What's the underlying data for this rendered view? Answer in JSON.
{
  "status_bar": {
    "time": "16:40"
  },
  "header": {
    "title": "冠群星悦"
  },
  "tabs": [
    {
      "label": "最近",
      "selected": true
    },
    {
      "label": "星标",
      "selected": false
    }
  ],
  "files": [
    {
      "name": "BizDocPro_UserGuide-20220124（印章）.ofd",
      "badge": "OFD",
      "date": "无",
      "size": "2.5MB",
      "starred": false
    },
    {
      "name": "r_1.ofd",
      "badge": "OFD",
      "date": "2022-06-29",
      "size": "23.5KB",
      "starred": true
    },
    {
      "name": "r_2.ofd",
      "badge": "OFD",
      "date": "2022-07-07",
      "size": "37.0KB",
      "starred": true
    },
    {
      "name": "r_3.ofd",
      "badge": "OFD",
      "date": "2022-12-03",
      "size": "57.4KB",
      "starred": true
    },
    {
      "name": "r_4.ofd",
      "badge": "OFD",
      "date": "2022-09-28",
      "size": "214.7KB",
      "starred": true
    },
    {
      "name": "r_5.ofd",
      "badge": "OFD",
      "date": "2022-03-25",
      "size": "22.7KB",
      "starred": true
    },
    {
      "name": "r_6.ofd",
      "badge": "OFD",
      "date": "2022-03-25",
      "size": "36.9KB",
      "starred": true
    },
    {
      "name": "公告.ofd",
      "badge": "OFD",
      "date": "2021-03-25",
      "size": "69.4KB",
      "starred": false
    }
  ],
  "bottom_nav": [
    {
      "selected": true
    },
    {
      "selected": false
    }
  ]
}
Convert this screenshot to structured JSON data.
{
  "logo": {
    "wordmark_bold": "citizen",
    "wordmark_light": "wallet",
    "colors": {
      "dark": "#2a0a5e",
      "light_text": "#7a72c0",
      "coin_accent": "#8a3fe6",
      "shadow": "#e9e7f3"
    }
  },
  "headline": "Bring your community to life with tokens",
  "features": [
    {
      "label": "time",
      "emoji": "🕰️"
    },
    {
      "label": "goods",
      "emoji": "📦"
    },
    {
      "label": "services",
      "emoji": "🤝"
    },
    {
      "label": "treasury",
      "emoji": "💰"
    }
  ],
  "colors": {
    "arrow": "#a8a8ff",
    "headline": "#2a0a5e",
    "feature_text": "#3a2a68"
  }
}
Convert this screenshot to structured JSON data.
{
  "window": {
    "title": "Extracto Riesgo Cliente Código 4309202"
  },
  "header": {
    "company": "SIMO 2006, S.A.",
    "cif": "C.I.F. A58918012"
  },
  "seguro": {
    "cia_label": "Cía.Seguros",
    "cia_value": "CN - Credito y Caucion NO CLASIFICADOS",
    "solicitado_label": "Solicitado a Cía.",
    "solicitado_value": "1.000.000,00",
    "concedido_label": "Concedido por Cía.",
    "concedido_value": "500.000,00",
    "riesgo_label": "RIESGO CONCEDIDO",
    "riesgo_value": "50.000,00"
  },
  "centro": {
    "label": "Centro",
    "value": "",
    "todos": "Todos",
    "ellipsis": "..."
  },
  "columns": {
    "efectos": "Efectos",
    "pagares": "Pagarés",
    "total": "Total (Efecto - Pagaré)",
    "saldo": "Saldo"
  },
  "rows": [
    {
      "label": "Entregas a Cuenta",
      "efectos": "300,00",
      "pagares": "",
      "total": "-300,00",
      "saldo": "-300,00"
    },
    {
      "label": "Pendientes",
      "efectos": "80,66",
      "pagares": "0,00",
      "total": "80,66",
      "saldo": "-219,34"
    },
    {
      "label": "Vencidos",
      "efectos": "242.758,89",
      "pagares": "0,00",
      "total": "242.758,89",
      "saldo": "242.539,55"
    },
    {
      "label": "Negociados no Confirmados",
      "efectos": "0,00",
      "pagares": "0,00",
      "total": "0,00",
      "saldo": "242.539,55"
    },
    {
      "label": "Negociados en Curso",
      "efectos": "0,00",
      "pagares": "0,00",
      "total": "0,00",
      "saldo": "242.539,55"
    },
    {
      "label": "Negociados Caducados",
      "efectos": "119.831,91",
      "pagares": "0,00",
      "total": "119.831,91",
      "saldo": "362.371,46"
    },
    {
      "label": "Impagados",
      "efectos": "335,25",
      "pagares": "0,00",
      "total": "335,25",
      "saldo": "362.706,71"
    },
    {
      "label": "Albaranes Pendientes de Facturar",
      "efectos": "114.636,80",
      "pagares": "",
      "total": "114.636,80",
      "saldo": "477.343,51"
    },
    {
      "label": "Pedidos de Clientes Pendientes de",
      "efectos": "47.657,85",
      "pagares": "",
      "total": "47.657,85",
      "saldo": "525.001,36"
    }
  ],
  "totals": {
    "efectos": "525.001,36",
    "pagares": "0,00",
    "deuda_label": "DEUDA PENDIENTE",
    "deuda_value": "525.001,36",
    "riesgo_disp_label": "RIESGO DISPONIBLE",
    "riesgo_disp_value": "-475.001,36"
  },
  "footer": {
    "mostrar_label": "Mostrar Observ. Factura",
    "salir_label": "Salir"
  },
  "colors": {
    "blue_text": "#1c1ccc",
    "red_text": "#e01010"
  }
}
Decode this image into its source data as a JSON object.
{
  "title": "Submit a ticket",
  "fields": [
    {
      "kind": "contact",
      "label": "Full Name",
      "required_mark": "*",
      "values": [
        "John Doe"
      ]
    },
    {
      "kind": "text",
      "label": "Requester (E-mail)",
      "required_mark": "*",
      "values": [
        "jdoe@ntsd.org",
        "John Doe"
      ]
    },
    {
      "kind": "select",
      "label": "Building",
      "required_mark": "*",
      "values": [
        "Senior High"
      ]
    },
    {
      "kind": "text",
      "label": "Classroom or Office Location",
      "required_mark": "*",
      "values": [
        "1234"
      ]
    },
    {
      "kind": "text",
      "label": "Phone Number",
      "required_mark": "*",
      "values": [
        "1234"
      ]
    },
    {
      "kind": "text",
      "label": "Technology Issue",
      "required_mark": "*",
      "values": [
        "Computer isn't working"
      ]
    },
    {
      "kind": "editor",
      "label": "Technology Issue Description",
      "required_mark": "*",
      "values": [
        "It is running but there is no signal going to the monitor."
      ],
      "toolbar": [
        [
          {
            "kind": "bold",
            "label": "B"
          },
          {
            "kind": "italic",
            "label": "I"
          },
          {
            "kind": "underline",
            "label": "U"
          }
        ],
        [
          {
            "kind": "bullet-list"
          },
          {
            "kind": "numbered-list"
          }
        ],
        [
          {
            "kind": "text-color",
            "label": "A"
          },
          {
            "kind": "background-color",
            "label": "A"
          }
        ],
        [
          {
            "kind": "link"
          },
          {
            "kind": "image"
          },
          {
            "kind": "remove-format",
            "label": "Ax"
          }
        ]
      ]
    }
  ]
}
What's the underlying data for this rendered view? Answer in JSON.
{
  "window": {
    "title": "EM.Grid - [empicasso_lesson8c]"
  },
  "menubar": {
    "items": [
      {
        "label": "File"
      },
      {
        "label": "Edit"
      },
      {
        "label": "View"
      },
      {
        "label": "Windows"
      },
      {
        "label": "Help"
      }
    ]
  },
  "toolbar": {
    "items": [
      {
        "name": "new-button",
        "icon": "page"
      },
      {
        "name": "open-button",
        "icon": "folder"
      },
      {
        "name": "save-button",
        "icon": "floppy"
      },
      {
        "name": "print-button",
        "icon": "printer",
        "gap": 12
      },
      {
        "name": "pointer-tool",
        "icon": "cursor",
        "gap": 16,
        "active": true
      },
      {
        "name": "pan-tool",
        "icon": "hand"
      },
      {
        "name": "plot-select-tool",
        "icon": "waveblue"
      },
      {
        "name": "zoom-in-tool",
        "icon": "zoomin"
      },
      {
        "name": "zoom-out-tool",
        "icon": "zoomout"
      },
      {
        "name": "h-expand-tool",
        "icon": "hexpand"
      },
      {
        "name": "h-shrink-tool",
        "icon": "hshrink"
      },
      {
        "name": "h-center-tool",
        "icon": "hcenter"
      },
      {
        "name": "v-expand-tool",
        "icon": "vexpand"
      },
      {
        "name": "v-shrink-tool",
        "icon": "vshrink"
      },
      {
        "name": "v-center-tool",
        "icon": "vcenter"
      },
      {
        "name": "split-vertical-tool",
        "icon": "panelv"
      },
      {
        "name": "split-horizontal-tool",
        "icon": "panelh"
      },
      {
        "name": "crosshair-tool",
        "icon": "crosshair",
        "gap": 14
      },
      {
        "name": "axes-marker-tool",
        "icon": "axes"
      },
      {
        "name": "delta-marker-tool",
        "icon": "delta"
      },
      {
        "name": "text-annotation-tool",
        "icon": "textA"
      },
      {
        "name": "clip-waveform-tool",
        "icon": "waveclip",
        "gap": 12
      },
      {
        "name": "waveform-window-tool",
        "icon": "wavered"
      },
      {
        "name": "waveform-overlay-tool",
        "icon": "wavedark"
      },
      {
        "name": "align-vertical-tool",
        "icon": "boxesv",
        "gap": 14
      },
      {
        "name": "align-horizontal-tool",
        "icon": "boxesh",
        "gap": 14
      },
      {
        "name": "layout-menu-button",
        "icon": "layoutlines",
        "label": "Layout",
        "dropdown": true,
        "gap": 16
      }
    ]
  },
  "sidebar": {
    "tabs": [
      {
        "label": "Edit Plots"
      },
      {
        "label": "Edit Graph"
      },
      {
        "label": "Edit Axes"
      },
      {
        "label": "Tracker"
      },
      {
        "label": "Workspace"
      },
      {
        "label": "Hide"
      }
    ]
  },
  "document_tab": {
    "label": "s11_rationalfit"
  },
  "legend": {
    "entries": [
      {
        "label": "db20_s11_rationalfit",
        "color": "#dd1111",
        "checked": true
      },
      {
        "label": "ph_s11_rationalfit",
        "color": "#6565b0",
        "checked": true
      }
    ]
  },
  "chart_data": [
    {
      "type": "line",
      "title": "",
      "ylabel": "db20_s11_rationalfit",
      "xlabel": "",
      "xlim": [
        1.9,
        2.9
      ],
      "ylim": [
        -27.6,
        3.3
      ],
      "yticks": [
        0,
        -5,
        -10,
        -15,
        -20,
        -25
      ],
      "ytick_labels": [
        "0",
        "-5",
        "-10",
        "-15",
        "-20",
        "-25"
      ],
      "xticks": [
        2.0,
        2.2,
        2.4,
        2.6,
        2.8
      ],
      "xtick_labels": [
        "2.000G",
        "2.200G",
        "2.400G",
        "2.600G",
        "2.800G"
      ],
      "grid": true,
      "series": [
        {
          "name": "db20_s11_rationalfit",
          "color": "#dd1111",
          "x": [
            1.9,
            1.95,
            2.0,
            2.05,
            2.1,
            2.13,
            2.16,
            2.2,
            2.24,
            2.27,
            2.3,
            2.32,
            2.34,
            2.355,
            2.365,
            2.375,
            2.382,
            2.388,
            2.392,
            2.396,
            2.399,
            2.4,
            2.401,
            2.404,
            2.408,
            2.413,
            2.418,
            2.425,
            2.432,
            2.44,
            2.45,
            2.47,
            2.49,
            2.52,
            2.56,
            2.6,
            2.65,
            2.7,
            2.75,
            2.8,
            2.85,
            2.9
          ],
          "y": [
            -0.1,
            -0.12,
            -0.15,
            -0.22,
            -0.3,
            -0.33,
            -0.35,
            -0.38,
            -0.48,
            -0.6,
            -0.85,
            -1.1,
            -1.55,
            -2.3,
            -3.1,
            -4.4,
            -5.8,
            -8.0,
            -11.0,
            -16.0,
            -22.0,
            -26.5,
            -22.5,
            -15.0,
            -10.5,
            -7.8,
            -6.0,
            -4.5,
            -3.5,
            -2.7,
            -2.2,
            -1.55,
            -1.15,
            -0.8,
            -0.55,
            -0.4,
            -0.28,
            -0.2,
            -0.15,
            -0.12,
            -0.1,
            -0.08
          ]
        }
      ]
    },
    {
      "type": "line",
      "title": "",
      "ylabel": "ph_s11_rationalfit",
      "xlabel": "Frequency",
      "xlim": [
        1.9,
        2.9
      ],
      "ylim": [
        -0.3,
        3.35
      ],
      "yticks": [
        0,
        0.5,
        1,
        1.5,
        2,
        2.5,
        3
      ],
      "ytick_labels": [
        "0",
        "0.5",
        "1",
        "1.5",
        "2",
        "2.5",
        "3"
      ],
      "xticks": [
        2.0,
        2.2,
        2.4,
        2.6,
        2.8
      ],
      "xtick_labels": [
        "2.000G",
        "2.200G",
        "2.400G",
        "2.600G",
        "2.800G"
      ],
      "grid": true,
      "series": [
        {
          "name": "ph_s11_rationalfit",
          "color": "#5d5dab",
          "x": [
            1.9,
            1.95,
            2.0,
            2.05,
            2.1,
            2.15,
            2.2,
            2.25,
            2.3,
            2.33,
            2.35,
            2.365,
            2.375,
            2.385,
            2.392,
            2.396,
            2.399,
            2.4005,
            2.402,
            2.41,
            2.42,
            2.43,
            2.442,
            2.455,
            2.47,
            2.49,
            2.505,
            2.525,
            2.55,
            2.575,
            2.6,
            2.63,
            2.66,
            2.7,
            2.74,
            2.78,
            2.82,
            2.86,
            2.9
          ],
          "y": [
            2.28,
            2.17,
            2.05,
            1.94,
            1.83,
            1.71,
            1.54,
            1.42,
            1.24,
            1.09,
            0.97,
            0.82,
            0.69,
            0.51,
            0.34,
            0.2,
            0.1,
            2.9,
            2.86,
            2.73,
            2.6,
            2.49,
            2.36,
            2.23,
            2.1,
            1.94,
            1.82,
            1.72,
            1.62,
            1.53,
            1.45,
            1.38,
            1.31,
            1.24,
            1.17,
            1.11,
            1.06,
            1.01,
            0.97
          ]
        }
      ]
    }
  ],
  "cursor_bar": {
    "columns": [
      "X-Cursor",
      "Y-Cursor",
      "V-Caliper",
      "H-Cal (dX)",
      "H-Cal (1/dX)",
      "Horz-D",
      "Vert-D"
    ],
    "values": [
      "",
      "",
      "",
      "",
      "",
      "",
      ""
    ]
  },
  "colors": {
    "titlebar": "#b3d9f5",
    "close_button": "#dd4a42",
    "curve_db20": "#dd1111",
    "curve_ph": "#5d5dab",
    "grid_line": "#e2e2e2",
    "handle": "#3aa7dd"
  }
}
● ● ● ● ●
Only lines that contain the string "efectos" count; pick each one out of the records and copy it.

    "efectos": "Efectos",
      "efectos": "300,00",
      "efectos": "80,66",
      "efectos": "242.758,89",
      "efectos": "0,00",
      "efectos": "0,00",
      "efectos": "119.831,91",
      "efectos": "335,25",
      "efectos": "114.636,80",
      "efectos": "47.657,85",
    "efectos": "525.001,36",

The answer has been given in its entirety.